Suddenly, a lightning struck. A thought flashed in Chakravarti’s brain. He let go of the breaks. Strong winds blew with all their might.

The car, carrying the crowd, beset with strong desires, moved forward like Janata Express.


(Translator’s note: The original title, “Janata Express” is the name of a train in South India, introduced in the 1950s, specifically designed to make travel comfortable for the common man—a sort of people’s car. The author depicts the day-to-day lives of middle class families and unmarried individuals, with all their dreams, aspirations, eccentricities, as well as their community spirit.

The term ‘complex’ in translation may be interpreted as middle class complexes [mentalities] or as an apartment complex for the middle class.
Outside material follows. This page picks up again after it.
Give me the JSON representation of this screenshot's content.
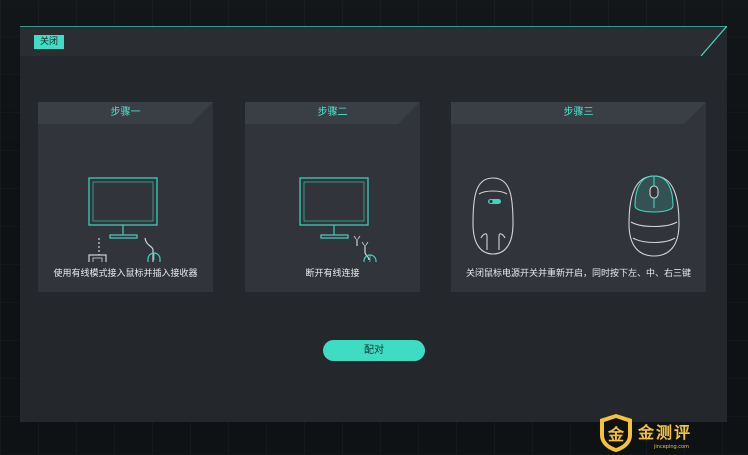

The story addresses both the aspects.

Telugu original entitled “Janatha Express” was published in the 1950s and later was included in an anthology entitled, “Janata Express: Mullapudi Venkataramana kathalu,” published by Navodaya Publications, Vijayawada, 1959. Reprint 1967.)

Translated by Nidadavolu Malathi and published on thulika.net, March 2005. Also, included in the anthology, Short Stories from Andhra Pradesh, by Nidadavolu Malathi. Mumbai: Jaico Publishing House. 2007)
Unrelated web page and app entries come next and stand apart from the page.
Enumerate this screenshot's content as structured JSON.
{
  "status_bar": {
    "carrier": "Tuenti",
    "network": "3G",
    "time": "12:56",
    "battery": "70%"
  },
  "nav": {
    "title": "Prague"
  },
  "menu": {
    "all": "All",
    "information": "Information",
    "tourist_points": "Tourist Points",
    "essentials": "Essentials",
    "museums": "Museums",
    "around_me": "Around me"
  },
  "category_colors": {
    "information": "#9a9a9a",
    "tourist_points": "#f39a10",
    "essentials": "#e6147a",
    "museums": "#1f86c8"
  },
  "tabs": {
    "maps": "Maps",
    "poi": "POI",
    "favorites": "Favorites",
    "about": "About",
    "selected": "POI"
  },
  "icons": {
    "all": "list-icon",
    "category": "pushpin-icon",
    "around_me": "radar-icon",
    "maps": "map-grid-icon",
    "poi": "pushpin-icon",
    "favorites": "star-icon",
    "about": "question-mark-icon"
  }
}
[1]  A common practice among Hindus, invoking God first as one wakes up.

[2] Telugu phrase:  kayyanikainaa neyyaanikainaa …

[3] A sarcastic observation how little things like the name of a place could evoke favorable atmosphere in conversations.
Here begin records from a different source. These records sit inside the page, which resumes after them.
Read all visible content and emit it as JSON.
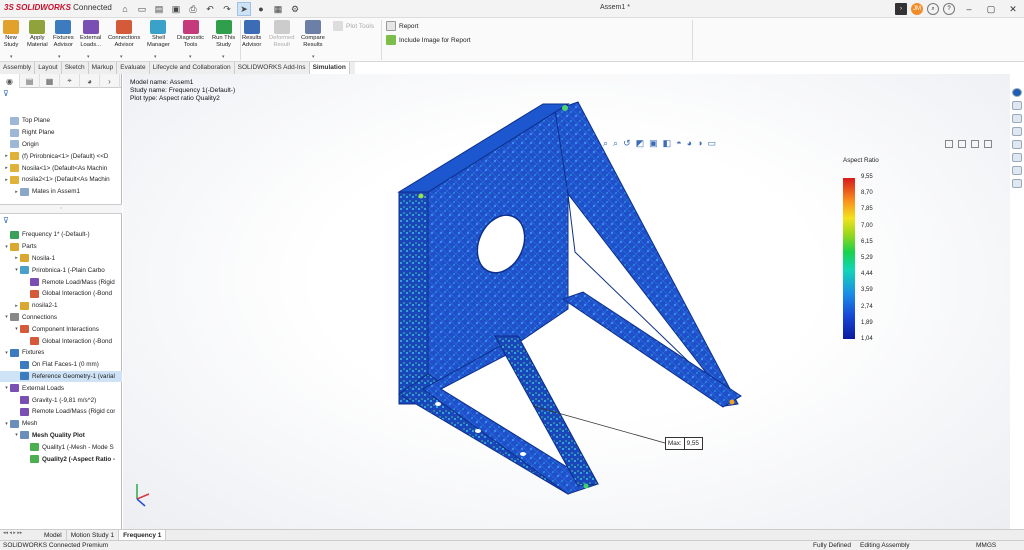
{
  "app": {
    "logo_prefix": "3S",
    "logo_brand": "SOLIDWORKS",
    "logo_suffix": "Connected",
    "document_title": "Assem1 *"
  },
  "ribbon": {
    "buttons": [
      {
        "label": "New\nStudy",
        "color": "#e1a22c"
      },
      {
        "label": "Apply\nMaterial",
        "color": "#8fa23b"
      },
      {
        "label": "Fixtures\nAdvisor",
        "color": "#3d7bbf"
      },
      {
        "label": "External\nLoads...",
        "color": "#7a4fb3"
      },
      {
        "label": "Connections\nAdvisor",
        "color": "#d45a3a"
      },
      {
        "label": "Shell\nManager",
        "color": "#3aa2c8"
      },
      {
        "label": "Diagnostic\nTools",
        "color": "#c43a7a"
      },
      {
        "label": "Run This\nStudy",
        "color": "#2f9f4b"
      },
      {
        "label": "Results\nAdvisor",
        "color": "#3b6cb5"
      },
      {
        "label": "Deformed\nResult",
        "color": "#cccccc",
        "disabled": true
      },
      {
        "label": "Compare\nResults",
        "color": "#6c7fa6"
      }
    ],
    "plot_tools": "Plot Tools",
    "report": "Report",
    "include_image": "Include Image for Report"
  },
  "tabs": [
    "Assembly",
    "Layout",
    "Sketch",
    "Markup",
    "Evaluate",
    "Lifecycle and Collaboration",
    "SOLIDWORKS Add-Ins",
    "Simulation"
  ],
  "active_tab": "Simulation",
  "feature_tree": [
    {
      "label": "Top Plane",
      "color": "#9fb7d6"
    },
    {
      "label": "Right Plane",
      "color": "#9fb7d6"
    },
    {
      "label": "Origin",
      "color": "#9fb7d6"
    },
    {
      "label": "(f) Prirobnica<1> (Default) <<D",
      "color": "#e0b23a",
      "tw": "▸"
    },
    {
      "label": "Nosila<1> (Default<As Machin",
      "color": "#e0b23a",
      "tw": "▸"
    },
    {
      "label": "nosila2<1> (Default<As Machin",
      "color": "#e0b23a",
      "tw": "▸"
    },
    {
      "label": "Mates in Assem1",
      "color": "#8aa7c7",
      "tw": "▸",
      "indent": 1
    }
  ],
  "sim_tree": [
    {
      "label": "Frequency 1* (-Default-)",
      "color": "#3aa05a",
      "indent": 0
    },
    {
      "label": "Parts",
      "color": "#d8a830",
      "tw": "▾",
      "indent": 0
    },
    {
      "label": "Nosila-1",
      "color": "#d8a830",
      "tw": "▸",
      "indent": 1
    },
    {
      "label": "Prirobnica-1 (-Plain Carbo",
      "color": "#4aa0c8",
      "tw": "▾",
      "indent": 1
    },
    {
      "label": "Remote Load/Mass (Rigid",
      "color": "#7a4fb3",
      "indent": 2
    },
    {
      "label": "Global Interaction (-Bond",
      "color": "#d45a3a",
      "indent": 2
    },
    {
      "label": "nosila2-1",
      "color": "#d8a830",
      "tw": "▸",
      "indent": 1
    },
    {
      "label": "Connections",
      "color": "#888888",
      "tw": "▾",
      "indent": 0
    },
    {
      "label": "Component Interactions",
      "color": "#d45a3a",
      "tw": "▾",
      "indent": 1
    },
    {
      "label": "Global Interaction (-Bond",
      "color": "#d45a3a",
      "indent": 2
    },
    {
      "label": "Fixtures",
      "color": "#3d7bbf",
      "tw": "▾",
      "indent": 0
    },
    {
      "label": "On Flat Faces-1 (0 mm)",
      "color": "#3d7bbf",
      "indent": 1
    },
    {
      "label": "Reference Geometry-1 (varial",
      "color": "#3d7bbf",
      "indent": 1,
      "selected": true
    },
    {
      "label": "External Loads",
      "color": "#7a4fb3",
      "tw": "▾",
      "indent": 0
    },
    {
      "label": "Gravity-1 (-9,81 m/s^2)",
      "color": "#7a4fb3",
      "indent": 1
    },
    {
      "label": "Remote Load/Mass (Rigid cor",
      "color": "#7a4fb3",
      "indent": 1
    },
    {
      "label": "Mesh",
      "color": "#6a8fb8",
      "tw": "▾",
      "indent": 0
    },
    {
      "label": "Mesh Quality Plot",
      "color": "#6a8fb8",
      "tw": "▾",
      "indent": 1,
      "bold": true
    },
    {
      "label": "Quality1 (-Mesh - Mode S",
      "color": "#4caf50",
      "indent": 2
    },
    {
      "label": "Quality2 (-Aspect Ratio -",
      "color": "#4caf50",
      "indent": 2,
      "bold": true
    }
  ],
  "study_info": {
    "model_name": "Model name: Assem1",
    "study_name": "Study name: Frequency 1(-Default-)",
    "plot_type": "Plot type: Aspect ratio Quality2"
  },
  "legend": {
    "title": "Aspect Ratio",
    "values": [
      "9,55",
      "8,70",
      "7,85",
      "7,00",
      "6,15",
      "5,29",
      "4,44",
      "3,59",
      "2,74",
      "1,89",
      "1,04"
    ]
  },
  "annotation": {
    "label": "Max:",
    "value": "9,55"
  },
  "bottom_tabs": [
    "Model",
    "Motion Study 1",
    "Frequency 1"
  ],
  "active_bottom_tab": "Frequency 1",
  "status": {
    "product": "SOLIDWORKS Connected Premium",
    "defined": "Fully Defined",
    "mode": "Editing Assembly",
    "units": "MMGS"
  }
}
[4] A common proverb in Telugu is evari paapam vaaLLade! Literally paapam means sin.

[5] The sages are from Hindu mythology. The story noted here is probably author’s creation.

[6] Literally maavagaru is a relational term for father-in-law. In the story, the real name of the father-in-law is not given. So, I used the term as a proper name.

[7] Sarat Babu, nick name for Saratchandra Chatterjee, a famous Bengali fiction writer, whose novels were translated extensively in to Telugu and are very popular.

[8] “Hello,” and “Hello, o faivunda?” [Do you have five rupees], meaning a request for small loan, are used by the author repetitively to evoke humor. The author has written hilarious stories about people who borrow small amounts and usually don’t bother to repay.

[9] Anna was coin [currency] in pre-Independent India, equaled to one sixteenth of a rupee.

[10] Literally, means mother. Figuratively, similar to ‘my dear child.’

[11] The actual sentence in Telugu “ivi chetulu kaavu, kaaLLanuko,” literally means I am holding your hands and take it as my falling on your feet, which is the most desperate way of begging.

[12] Telugu phrase, tala taakaTTu peTTi, considered the last desperate measure.

[13] In the south India, men usually throw a plain garment, like a towel, on their shoulder.

[14] Praying and/or ritualistic meditation and fasting are part of Hindu tradition to have their desires fulfilled.

[15] Telugu proverb:  thanokaTi taliste, daivamokaTi thaluchunu, meaning your thoughts may not always be in agreement with divine providence.

[16] Popular Telugu phrase describing the way hungry people lie down.

[17] In India, milk is boiled before adding to coffee. Sometimes, the milk forms a layer of cream which ruins coffee taste.